Even odder might be the insinuation that Nebula (now with a long blonde wig and not nearly as cut up and made of parts as we know her) and T’Challa being romantically involved. There definitely was something flirty about her calling him ChaCha and my brain doesn’t quite compute. T’Challa even wanted to convince Nebula and Thanos to go to family counseling. They are that close.
I won’t go into detail about the entire thing that went down with the Collector, but there were so many fun details in that bit. For one, he had items such as Hela’s headpiece or Cap’s shield in his possession, but he also had Howard the Duck as one of his prisoners. I was waiting to see how he’d appear and he did not disappoint. I’m sure there will be plenty of videos breaking down what all was mentioned, be it Frost Giants or the dagger imbued by Dark Matter.
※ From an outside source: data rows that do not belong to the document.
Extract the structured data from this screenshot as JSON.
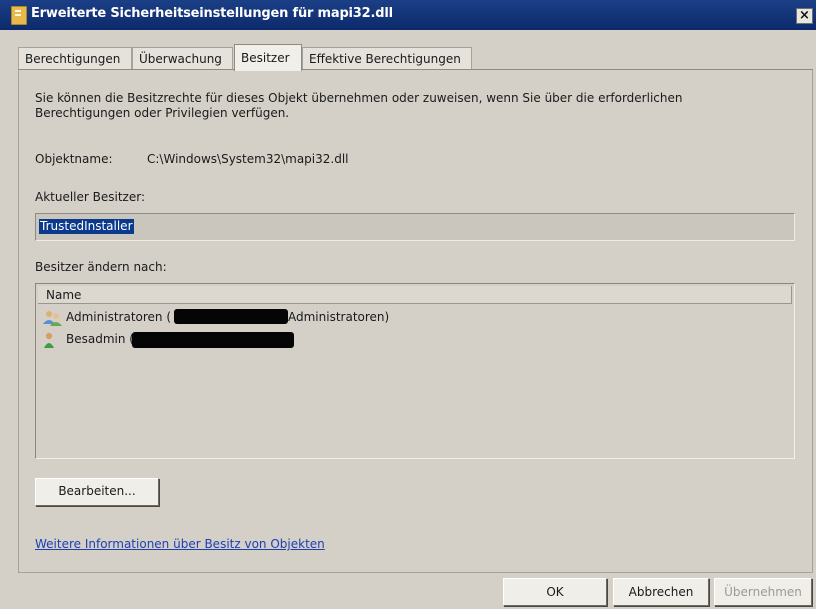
{
  "window": {
    "title": "Erweiterte Sicherheitseinstellungen für mapi32.dll",
    "close_label": "×"
  },
  "tabs": [
    {
      "label": "Berechtigungen",
      "active": false
    },
    {
      "label": "Überwachung",
      "active": false
    },
    {
      "label": "Besitzer",
      "active": true
    },
    {
      "label": "Effektive Berechtigungen",
      "active": false
    }
  ],
  "panel": {
    "description": "Sie können die Besitzrechte für dieses Objekt übernehmen oder zuweisen, wenn Sie über die erforderlichen Berechtigungen oder Privilegien verfügen.",
    "object_name_label": "Objektname:",
    "object_name_value": "C:\\Windows\\System32\\mapi32.dll",
    "current_owner_label": "Aktueller Besitzer:",
    "current_owner_value": "TrustedInstaller",
    "change_owner_label": "Besitzer ändern nach:",
    "list": {
      "column_header": "Name",
      "items": [
        {
          "prefix": "Administratoren (",
          "suffix": "Administratoren)",
          "icon": "users-group-icon",
          "redacted": true
        },
        {
          "prefix": "Besadmin (",
          "suffix": "",
          "icon": "user-icon",
          "redacted": true
        }
      ]
    },
    "edit_button": "Bearbeiten...",
    "info_link": "Weitere Informationen über Besitz von Objekten"
  },
  "buttons": {
    "ok": "OK",
    "cancel": "Abbrechen",
    "apply": "Übernehmen",
    "apply_enabled": false
  }
}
There’s a lot to discover in the Collector’s lair.
Eventually, the episode leads towards a confrontation between Yondu and T’Challa, because the former lied to the latter about the fate of Wakanda. While Yondu claimed it was destroyed in a war, T’Challa’s father had actually been looking for him, even among the stars, this entire time. They return to earth and have a little (really brief) nice family reunion. They all get along well and even though it’s an odd combination, having this found and blood family join ranks worked for me.
Like last week, there is a cliffhanger again, although I would claim this one is much, much bigger. As the Watcher lets us know, there’s another family reunion in the works. Ego has traveled to earth to meet Peter Quill, a meeting that could result in the end of the world.
Ultimately, I enjoyed that there was a certain focus on nature vs. nurture, found family as well as the one you are born into. There were really several beautiful (albeit short) parent-child-moments and those always go straight to my heart. I can’t deny that some changes just felt weird, but I liked this episode a lot! I may or may not have shed some tears when the dedication popped up on the screen, but what can you do? In the end, I’m a big softie.